Because the wave equation is linear, the sum of any number of solutions is also a solution. It is therefore possible to look for a basis for the solution set, and express any solution as a (possibly infinite) linear combination of elements of the basis. A convenient choice for the form of the basis elements is as a product of functions, each of which depends on just one of the coordinates. Choosing a __cylindrical coordinate__ system for symmetry, we find solutions, called modes, of the form:

${u}_{n\,k}\left(rcomma;\mathrm{\theta}comma;t\right)equals;{A}_{ncomma;k}\cdot {J}_{n}\left({\mathrm{\lambda}}_{ncomma;k}\frac{r}{a}\right)\cdot \mathrm{sin}\left(n\cdot \left(\mathrm{theta;}-{\mathrm{vartheta;}}_{ncomma;k}\right)\right)\cdot \mathrm{sin}\left({\mathrm{lambda;}}_{ncomma;k}\cdot c\cdot \left(t-{\mathrm{tau;}}_{ncomma;k}\right)\right)$,

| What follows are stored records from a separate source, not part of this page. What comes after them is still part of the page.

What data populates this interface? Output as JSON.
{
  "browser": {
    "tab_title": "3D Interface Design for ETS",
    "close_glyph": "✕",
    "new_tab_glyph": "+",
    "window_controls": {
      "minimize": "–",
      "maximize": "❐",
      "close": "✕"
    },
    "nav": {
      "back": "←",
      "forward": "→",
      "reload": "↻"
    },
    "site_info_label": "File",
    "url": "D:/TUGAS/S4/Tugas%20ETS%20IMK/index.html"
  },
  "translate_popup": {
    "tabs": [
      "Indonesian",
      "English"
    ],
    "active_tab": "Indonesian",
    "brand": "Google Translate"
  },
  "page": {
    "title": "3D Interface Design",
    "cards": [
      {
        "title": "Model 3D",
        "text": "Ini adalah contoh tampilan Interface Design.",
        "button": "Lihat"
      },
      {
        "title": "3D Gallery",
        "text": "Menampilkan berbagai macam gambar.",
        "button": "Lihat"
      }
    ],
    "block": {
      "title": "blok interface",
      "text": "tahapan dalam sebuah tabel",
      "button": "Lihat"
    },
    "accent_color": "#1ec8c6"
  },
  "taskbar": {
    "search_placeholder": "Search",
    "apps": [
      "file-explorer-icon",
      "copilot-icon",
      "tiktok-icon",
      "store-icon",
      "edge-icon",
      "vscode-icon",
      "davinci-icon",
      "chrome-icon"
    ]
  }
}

where ${J}_{n}$ is the $n$ th order __Bessel function__ (of first kind), ${\mathrm{\λ}}_{n\,k}$ is its $k$ th root, $a$ is the radius of the drum head, and ${A}_{n\,k}comma;{\mathrm{vartheta;}}_{ncomma;k}comma;{\mathrm{tau;}}_{ncomma;k}$ are arbitrary constants depending on n and k. In fact the general solution can be expressed as an infinite sum of such functions:

$uequals;\sum _{nequals;0}^{\infty}\sum _{kequals;1}^{\infty}{u}_{ncomma;k}\left(rcomma;\mathrm{\theta}comma;t\right)$.